the original game was so much fun and different when it came out
shame to see the franchise has become just another typical uninnovative franchise :(
It's been a long time since I was a hardcore gamer but Crysis springs to mind. That's on PC tho, maybe the fib factor is higher on teh consoles?
re: ingame trailers
while your example is correct, i've noticed that trailers featuring in-game graphics or even gameplay are getting much more common - ala cod modernwankery2 and blackops etc.
the concept of a very flash looking prerendered trailer or intro movie is fast being replaced by ingame examples, due in no small part to the rapidly improving in game graphics.
10 years ago an FMV was needed for people to drop their jaws, nowadays just look at the frostbite2 engine gameplay trailers for battlefield3, or gameplay footage of crysis2, both of those can acheive the same effect using only what the game is built from already.
OT: the game looks bad. :(
I mean, no offense....
But, when was the last time you saw an intro video to a game that showed you ACTUAL game footage/activities you can do....
If a Deathwing attack actually LOOKED like it does in the intro vid to WoW's Cataclysm, I MAY actually be terrified....but it doesn't.
So, one needs to think of these ads as just that, ads that are made to mind-fuck people into paying for said product.
Ah well, sigh.
I'm a fan...
...and even I am not going to buy this. The first DW on next-gen consoles had only marginally better graphics than the PS2 version, and less missions. It also had a pitiful view distance and number of on-screen enemies. This got even worse, to the point of being nearly unplayable due to inability to figure out what was going on around you, if you played split-screen coop. This when at roughly the same time on the same platform we had Heavenly Sword and its countless legions of enemies, stretching for what looked like miles. Burn me once, shame on me - not going to get burned twice.

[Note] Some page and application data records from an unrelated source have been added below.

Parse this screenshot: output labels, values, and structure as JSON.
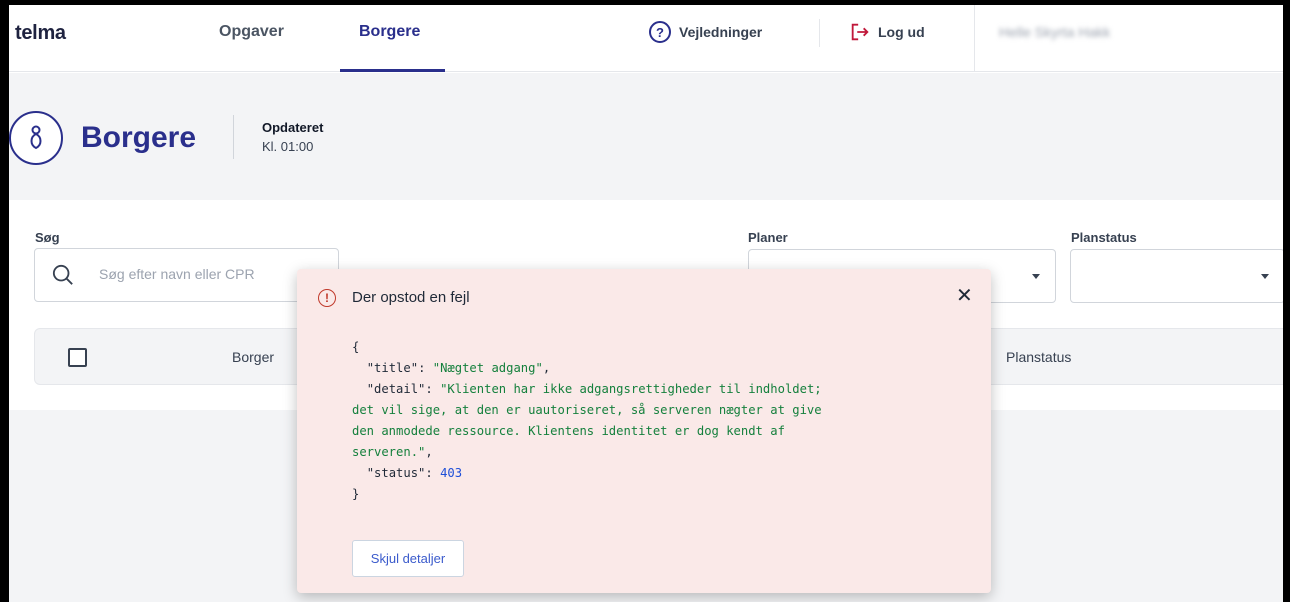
{
  "nav": {
    "logo": "telma",
    "tabs": [
      {
        "label": "Opgaver",
        "active": false
      },
      {
        "label": "Borgere",
        "active": true
      }
    ],
    "help_label": "Vejledninger",
    "logout_label": "Log ud",
    "user_name": "Helle Skyrta Hakk",
    "accent_color": "#2a2f8c"
  },
  "header": {
    "title": "Borgere",
    "updated_label": "Opdateret",
    "updated_time": "Kl. 01:00"
  },
  "filters": {
    "search_label": "Søg",
    "search_placeholder": "Søg efter navn eller CPR",
    "planer_label": "Planer",
    "planer_value": "",
    "planstatus_label": "Planstatus",
    "planstatus_value": ""
  },
  "table": {
    "columns": [
      "Borger",
      "Planstatus"
    ]
  },
  "error_dialog": {
    "title": "Der opstod en fejl",
    "close_glyph": "✕",
    "json_lines": {
      "open": "{",
      "title_key": "\"title\"",
      "title_value": "\"Nægtet adgang\"",
      "detail_key": "\"detail\"",
      "detail_value_line1": "\"Klienten har ikke adgangsrettigheder til indholdet;",
      "detail_value_line2": "det vil sige, at den er uautoriseret, så serveren nægter at give",
      "detail_value_line3": "den anmodede ressource. Klientens identitet er dog kendt af",
      "detail_value_line4": "serveren.\"",
      "status_key": "\"status\"",
      "status_value": "403",
      "close": "}"
    },
    "toggle_button": "Skjul detaljer",
    "background_color": "#fae9e8"
  }
}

As I find myself saying all too frequently these days: if you can't do graphics, do gameplay; if you can't do gameplay, do graphics; if you can do neither graphics nor gameplay, do another freakin' job.